### Exercise prompt
All records that follow are to be output exactly.

(Records provided Opens)

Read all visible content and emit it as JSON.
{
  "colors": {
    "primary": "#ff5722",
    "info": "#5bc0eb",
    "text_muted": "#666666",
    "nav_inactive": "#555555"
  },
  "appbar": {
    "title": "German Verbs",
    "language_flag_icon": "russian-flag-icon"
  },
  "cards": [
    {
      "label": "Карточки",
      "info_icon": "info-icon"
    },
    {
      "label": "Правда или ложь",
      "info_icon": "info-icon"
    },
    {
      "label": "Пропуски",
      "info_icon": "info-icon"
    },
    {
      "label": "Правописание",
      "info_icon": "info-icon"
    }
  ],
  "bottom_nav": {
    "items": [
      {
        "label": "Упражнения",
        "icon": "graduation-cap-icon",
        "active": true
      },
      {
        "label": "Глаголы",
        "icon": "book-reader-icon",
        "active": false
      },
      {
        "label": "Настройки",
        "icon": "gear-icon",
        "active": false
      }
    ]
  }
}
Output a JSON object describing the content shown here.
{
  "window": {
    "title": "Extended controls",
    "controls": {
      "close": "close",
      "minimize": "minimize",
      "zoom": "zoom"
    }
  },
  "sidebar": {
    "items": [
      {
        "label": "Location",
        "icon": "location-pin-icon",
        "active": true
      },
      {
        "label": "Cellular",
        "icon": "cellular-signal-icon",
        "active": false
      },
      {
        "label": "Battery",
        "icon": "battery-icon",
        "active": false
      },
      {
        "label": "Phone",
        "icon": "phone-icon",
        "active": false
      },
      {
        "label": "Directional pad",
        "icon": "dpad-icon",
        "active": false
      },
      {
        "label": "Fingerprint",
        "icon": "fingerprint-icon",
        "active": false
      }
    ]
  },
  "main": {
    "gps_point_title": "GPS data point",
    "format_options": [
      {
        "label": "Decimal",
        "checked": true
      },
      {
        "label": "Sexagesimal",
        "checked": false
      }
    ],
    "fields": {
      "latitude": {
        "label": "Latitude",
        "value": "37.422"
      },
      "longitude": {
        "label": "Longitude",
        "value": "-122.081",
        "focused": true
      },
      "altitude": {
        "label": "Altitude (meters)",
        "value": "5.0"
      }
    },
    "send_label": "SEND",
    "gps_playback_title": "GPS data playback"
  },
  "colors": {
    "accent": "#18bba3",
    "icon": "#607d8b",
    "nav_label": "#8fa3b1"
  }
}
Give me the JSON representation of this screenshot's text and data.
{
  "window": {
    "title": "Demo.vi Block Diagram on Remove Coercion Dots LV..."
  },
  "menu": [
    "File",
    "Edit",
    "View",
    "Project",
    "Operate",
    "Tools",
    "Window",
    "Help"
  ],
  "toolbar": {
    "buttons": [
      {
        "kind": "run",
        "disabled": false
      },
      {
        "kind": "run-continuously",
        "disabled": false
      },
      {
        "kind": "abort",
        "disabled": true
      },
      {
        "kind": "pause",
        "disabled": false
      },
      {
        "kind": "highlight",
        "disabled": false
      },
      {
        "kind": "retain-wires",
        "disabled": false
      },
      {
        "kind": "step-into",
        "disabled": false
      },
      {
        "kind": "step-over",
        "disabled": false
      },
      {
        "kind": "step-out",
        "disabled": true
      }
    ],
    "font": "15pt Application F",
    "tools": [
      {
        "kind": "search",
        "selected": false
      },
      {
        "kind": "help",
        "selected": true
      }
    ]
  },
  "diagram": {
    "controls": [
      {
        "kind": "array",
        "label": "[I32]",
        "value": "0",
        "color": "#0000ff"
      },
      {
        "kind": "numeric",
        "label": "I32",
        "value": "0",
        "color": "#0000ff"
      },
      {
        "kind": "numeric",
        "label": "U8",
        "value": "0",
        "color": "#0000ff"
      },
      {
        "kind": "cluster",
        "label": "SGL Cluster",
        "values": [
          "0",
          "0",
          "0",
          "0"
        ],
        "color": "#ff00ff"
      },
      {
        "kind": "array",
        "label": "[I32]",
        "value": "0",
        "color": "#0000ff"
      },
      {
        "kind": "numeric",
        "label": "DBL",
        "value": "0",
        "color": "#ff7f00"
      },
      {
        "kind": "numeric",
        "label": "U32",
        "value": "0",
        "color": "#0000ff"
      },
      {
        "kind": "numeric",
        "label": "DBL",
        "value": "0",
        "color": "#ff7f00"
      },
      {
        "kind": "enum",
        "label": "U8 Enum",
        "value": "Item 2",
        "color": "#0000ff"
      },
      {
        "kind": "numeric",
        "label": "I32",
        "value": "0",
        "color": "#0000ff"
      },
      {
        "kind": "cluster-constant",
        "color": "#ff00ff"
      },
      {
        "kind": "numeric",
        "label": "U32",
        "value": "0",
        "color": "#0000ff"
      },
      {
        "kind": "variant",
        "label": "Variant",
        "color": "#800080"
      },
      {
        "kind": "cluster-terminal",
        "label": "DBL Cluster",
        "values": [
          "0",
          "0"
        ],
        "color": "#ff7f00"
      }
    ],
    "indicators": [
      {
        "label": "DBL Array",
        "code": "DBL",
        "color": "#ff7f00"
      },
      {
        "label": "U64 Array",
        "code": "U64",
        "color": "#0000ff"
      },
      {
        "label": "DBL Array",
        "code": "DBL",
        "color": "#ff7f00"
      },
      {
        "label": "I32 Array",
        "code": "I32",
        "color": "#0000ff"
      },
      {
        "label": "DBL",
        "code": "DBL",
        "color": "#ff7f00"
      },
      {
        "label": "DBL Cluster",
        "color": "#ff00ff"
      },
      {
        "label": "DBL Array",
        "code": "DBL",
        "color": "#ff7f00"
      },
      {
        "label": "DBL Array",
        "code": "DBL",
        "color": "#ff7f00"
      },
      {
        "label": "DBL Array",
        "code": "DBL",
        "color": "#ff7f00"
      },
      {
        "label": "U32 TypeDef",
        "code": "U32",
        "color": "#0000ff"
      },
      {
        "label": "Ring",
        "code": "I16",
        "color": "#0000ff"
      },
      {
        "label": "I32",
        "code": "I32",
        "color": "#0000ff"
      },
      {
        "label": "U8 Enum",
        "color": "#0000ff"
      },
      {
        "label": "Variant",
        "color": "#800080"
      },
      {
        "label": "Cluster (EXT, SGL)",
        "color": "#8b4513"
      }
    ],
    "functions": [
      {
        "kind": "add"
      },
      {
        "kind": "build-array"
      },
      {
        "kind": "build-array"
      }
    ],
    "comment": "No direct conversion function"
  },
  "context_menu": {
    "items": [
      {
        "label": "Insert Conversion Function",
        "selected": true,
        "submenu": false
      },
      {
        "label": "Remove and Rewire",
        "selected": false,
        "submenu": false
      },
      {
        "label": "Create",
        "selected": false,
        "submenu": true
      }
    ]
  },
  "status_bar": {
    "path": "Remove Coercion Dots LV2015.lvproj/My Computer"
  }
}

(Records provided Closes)

### Response area
Read all visible content and emit it as JSON.
{
  "colors": {
    "primary": "#ff5722",
    "info": "#5bc0eb",
    "text_muted": "#666666",
    "nav_inactive": "#555555"
  },
  "appbar": {
    "title": "German Verbs",
    "language_flag_icon": "russian-flag-icon"
  },
  "cards": [
    {
      "label": "Карточки",
      "info_icon": "info-icon"
    },
    {
      "label": "Правда или ложь",
      "info_icon": "info-icon"
    },
    {
      "label": "Пропуски",
      "info_icon": "info-icon"
    },
    {
      "label": "Правописание",
      "info_icon": "info-icon"
    }
  ],
  "bottom_nav": {
    "items": [
      {
        "label": "Упражнения",
        "icon": "graduation-cap-icon",
        "active": true
      },
      {
        "label": "Глаголы",
        "icon": "book-reader-icon",
        "active": false
      },
      {
        "label": "Настройки",
        "icon": "gear-icon",
        "active": false
      }
    ]
  }
}
Output a JSON object describing the content shown here.
{
  "window": {
    "title": "Extended controls",
    "controls": {
      "close": "close",
      "minimize": "minimize",
      "zoom": "zoom"
    }
  },
  "sidebar": {
    "items": [
      {
        "label": "Location",
        "icon": "location-pin-icon",
        "active": true
      },
      {
        "label": "Cellular",
        "icon": "cellular-signal-icon",
        "active": false
      },
      {
        "label": "Battery",
        "icon": "battery-icon",
        "active": false
      },
      {
        "label": "Phone",
        "icon": "phone-icon",
        "active": false
      },
      {
        "label": "Directional pad",
        "icon": "dpad-icon",
        "active": false
      },
      {
        "label": "Fingerprint",
        "icon": "fingerprint-icon",
        "active": false
      }
    ]
  },
  "main": {
    "gps_point_title": "GPS data point",
    "format_options": [
      {
        "label": "Decimal",
        "checked": true
      },
      {
        "label": "Sexagesimal",
        "checked": false
      }
    ],
    "fields": {
      "latitude": {
        "label": "Latitude",
        "value": "37.422"
      },
      "longitude": {
        "label": "Longitude",
        "value": "-122.081",
        "focused": true
      },
      "altitude": {
        "label": "Altitude (meters)",
        "value": "5.0"
      }
    },
    "send_label": "SEND",
    "gps_playback_title": "GPS data playback"
  },
  "colors": {
    "accent": "#18bba3",
    "icon": "#607d8b",
    "nav_label": "#8fa3b1"
  }
}
Give me the JSON representation of this screenshot's text and data.
{
  "window": {
    "title": "Demo.vi Block Diagram on Remove Coercion Dots LV..."
  },
  "menu": [
    "File",
    "Edit",
    "View",
    "Project",
    "Operate",
    "Tools",
    "Window",
    "Help"
  ],
  "toolbar": {
    "buttons": [
      {
        "kind": "run",
        "disabled": false
      },
      {
        "kind": "run-continuously",
        "disabled": false
      },
      {
        "kind": "abort",
        "disabled": true
      },
      {
        "kind": "pause",
        "disabled": false
      },
      {
        "kind": "highlight",
        "disabled": false
      },
      {
        "kind": "retain-wires",
        "disabled": false
      },
      {
        "kind": "step-into",
        "disabled": false
      },
      {
        "kind": "step-over",
        "disabled": false
      },
      {
        "kind": "step-out",
        "disabled": true
      }
    ],
    "font": "15pt Application F",
    "tools": [
      {
        "kind": "search",
        "selected": false
      },
      {
        "kind": "help",
        "selected": true
      }
    ]
  },
  "diagram": {
    "controls": [
      {
        "kind": "array",
        "label": "[I32]",
        "value": "0",
        "color": "#0000ff"
      },
      {
        "kind": "numeric",
        "label": "I32",
        "value": "0",
        "color": "#0000ff"
      },
      {
        "kind": "numeric",
        "label": "U8",
        "value": "0",
        "color": "#0000ff"
      },
      {
        "kind": "cluster",
        "label": "SGL Cluster",
        "values": [
          "0",
          "0",
          "0",
          "0"
        ],
        "color": "#ff00ff"
      },
      {
        "kind": "array",
        "label": "[I32]",
        "value": "0",
        "color": "#0000ff"
      },
      {
        "kind": "numeric",
        "label": "DBL",
        "value": "0",
        "color": "#ff7f00"
      },
      {
        "kind": "numeric",
        "label": "U32",
        "value": "0",
        "color": "#0000ff"
      },
      {
        "kind": "numeric",
        "label": "DBL",
        "value": "0",
        "color": "#ff7f00"
      },
      {
        "kind": "enum",
        "label": "U8 Enum",
        "value": "Item 2",
        "color": "#0000ff"
      },
      {
        "kind": "numeric",
        "label": "I32",
        "value": "0",
        "color": "#0000ff"
      },
      {
        "kind": "cluster-constant",
        "color": "#ff00ff"
      },
      {
        "kind": "numeric",
        "label": "U32",
        "value": "0",
        "color": "#0000ff"
      },
      {
        "kind": "variant",
        "label": "Variant",
        "color": "#800080"
      },
      {
        "kind": "cluster-terminal",
        "label": "DBL Cluster",
        "values": [
          "0",
          "0"
        ],
        "color": "#ff7f00"
      }
    ],
    "indicators": [
      {
        "label": "DBL Array",
        "code": "DBL",
        "color": "#ff7f00"
      },
      {
        "label": "U64 Array",
        "code": "U64",
        "color": "#0000ff"
      },
      {
        "label": "DBL Array",
        "code": "DBL",
        "color": "#ff7f00"
      },
      {
        "label": "I32 Array",
        "code": "I32",
        "color": "#0000ff"
      },
      {
        "label": "DBL",
        "code": "DBL",
        "color": "#ff7f00"
      },
      {
        "label": "DBL Cluster",
        "color": "#ff00ff"
      },
      {
        "label": "DBL Array",
        "code": "DBL",
        "color": "#ff7f00"
      },
      {
        "label": "DBL Array",
        "code": "DBL",
        "color": "#ff7f00"
      },
      {
        "label": "DBL Array",
        "code": "DBL",
        "color": "#ff7f00"
      },
      {
        "label": "U32 TypeDef",
        "code": "U32",
        "color": "#0000ff"
      },
      {
        "label": "Ring",
        "code": "I16",
        "color": "#0000ff"
      },
      {
        "label": "I32",
        "code": "I32",
        "color": "#0000ff"
      },
      {
        "label": "U8 Enum",
        "color": "#0000ff"
      },
      {
        "label": "Variant",
        "color": "#800080"
      },
      {
        "label": "Cluster (EXT, SGL)",
        "color": "#8b4513"
      }
    ],
    "functions": [
      {
        "kind": "add"
      },
      {
        "kind": "build-array"
      },
      {
        "kind": "build-array"
      }
    ],
    "comment": "No direct conversion function"
  },
  "context_menu": {
    "items": [
      {
        "label": "Insert Conversion Function",
        "selected": true,
        "submenu": false
      },
      {
        "label": "Remove and Rewire",
        "selected": false,
        "submenu": false
      },
      {
        "label": "Create",
        "selected": false,
        "submenu": true
      }
    ]
  },
  "status_bar": {
    "path": "Remove Coercion Dots LV2015.lvproj/My Computer"
  }
}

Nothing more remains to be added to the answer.